Unfortunately, there does not appear to be any Pennsylvania case which states what that weight is. An inquiry into the Pennsylvania doctrines of res judicata and mandamus is therefore required.
The basic Pennsylvania law of res judicata is that "ordinarily a final judgment for the defendant in a prior suit between the same parties or their privies covering the same subject matter bars the plaintiff from re-litigating the cause of action determined by such a judgment."
Plaintiff asserts that his "cause of action" for reinstatement and back pay was not "determined" by the prior judgment against him. I agree. Because of this agreement it is not necessary to explore the subtle parameters of the concept of "cause of action" in the res judicata context.
Only a very few courts have considered the res judicata effect to be accorded the denial of a writ of mandamus.
Of these courts, only two have held that the denial of mandamus precludes a second suit which is not in mandamus.
However, although nominally based on the doctrine of res judicata, each of the two decisions is in my view more properly determined by the collateral estoppel effect to which the decision of an issue in the mandamus suit was entitled. For example, in Ramirez-Pabon v. Board of Personnel,
the court noted that "The Supreme Court [of Puerto Rico] . . . held that the plaintiff was estopped, under the doctrine of res judicata, from relitigating in the second suit the question as to the extent of the power of the Personnel Board to grant relief to her which had been decided against her by the final judgment of the District Court in the first suit. In so holding the Supreme Court made a clearly correct application of the settled doctrine of res judicata that where a valid and final judgment is rendered on the merits in favor of the defendant the plaintiff cannot maintain a second suit on the same cause of action. Restatement, Judgments, § 48."

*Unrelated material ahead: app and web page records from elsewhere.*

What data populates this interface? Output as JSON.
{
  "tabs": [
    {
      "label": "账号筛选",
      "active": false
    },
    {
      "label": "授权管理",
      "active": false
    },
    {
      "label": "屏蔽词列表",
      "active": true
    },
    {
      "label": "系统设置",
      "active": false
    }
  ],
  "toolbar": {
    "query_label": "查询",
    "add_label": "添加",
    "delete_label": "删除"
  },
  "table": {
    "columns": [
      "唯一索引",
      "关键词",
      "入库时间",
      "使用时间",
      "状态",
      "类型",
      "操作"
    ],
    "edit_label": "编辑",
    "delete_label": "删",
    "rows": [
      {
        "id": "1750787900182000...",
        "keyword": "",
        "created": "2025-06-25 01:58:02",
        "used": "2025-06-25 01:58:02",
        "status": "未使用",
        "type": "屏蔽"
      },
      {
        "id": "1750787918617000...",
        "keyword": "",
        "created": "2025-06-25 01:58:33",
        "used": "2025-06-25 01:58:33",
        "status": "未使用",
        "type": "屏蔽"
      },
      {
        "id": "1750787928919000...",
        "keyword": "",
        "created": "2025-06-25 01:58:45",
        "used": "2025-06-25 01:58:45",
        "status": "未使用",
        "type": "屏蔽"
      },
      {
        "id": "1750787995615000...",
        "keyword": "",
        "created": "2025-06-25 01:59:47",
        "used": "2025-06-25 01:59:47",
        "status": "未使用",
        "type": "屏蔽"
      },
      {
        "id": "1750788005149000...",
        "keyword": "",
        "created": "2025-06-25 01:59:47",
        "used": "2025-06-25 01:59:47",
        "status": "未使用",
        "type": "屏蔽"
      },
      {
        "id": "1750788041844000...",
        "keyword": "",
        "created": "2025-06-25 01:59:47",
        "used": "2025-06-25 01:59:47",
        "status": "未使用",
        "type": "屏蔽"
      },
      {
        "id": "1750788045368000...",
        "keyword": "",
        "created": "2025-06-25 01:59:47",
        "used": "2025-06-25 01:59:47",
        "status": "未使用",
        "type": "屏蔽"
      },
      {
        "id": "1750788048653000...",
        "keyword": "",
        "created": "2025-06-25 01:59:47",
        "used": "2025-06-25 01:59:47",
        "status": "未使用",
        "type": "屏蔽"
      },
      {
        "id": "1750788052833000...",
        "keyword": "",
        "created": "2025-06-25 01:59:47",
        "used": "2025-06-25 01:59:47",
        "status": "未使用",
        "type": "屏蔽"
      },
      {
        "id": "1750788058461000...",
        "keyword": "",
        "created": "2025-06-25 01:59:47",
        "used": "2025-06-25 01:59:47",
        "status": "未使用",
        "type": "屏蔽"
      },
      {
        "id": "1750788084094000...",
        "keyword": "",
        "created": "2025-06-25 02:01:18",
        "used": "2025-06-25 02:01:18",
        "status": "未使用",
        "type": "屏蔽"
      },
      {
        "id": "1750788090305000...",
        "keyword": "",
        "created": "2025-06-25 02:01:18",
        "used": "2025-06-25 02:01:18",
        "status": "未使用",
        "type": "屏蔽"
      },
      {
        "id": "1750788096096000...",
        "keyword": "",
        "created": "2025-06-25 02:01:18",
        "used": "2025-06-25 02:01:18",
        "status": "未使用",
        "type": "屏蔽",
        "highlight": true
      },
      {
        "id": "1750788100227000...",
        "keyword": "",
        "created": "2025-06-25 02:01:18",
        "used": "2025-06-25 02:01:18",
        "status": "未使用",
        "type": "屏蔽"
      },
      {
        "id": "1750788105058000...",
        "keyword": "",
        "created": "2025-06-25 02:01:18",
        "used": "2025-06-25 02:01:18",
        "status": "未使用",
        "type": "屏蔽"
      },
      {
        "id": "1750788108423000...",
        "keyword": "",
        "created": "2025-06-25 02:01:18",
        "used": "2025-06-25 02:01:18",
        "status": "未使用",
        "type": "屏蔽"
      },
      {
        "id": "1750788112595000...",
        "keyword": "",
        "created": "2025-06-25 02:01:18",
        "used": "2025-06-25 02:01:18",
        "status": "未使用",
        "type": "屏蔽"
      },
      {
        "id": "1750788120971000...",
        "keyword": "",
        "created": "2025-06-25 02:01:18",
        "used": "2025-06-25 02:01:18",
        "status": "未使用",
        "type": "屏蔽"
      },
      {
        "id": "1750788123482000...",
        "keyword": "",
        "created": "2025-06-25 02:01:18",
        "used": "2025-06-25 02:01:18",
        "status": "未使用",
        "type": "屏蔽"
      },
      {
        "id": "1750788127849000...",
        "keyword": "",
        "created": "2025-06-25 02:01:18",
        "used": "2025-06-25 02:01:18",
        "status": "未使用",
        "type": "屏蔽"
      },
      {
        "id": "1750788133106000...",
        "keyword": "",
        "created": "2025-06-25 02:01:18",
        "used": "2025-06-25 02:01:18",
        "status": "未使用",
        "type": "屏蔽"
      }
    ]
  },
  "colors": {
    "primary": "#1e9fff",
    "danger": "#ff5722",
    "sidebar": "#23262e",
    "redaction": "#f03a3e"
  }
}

Unlike the situation which faced the court in Ramirez-Pabon, the decision in Porter's prior suit did not determine an issue which is also dispositive of his subsequent suit. All that was decided in his state suit was that his reinstatement would not be a purely ministerial act.
Of the other courts which have considered the issue, only the courts of New York have faced it squarely. They have held that the denial of a writ of mandamus is a technical disposition which should not bar Plaintiff's other remedies on the same cause of action.
The Restatement of Judgments does not explicitly treat the res judicata effect of the denial of mandamus relief. It does provide, however, that "[where] a judgment is rendered in favor of the defendant because the plaintiff seeks a form of remedy which is not available to him, the plaintiff is not precluded from subsequently maintaining an action in which he seeks an available remedy."
Comment (i) to this provision elaborates upon its meaning in the context of a denial of equitable relief.
"[If] the plaintiff brings a suit in equity which is dismissed because his remedy was solely by an action at law, the plaintiff is not precluded from maintaining an action at law. This is true, for example, where the suit in equity is dismissed because the plaintiff has an adequate remedy at law, or on the ground of such delay or hardship or impropriety of the plaintiff's conduct as bars a suit in equity but not an action at law."
Pennsylvania law is to the same effect.
"'A decree in equity is not, like a judgment at law necessarily conclusive as to every matter which either was or might have been involved in the decision. Regard must be had to the reasons of the chancellor, as well as to his decree, for, to take the most obvious illustration, the case may have been disposed of on grounds of adequate remedy at law, or other reasons not involving the merits.'"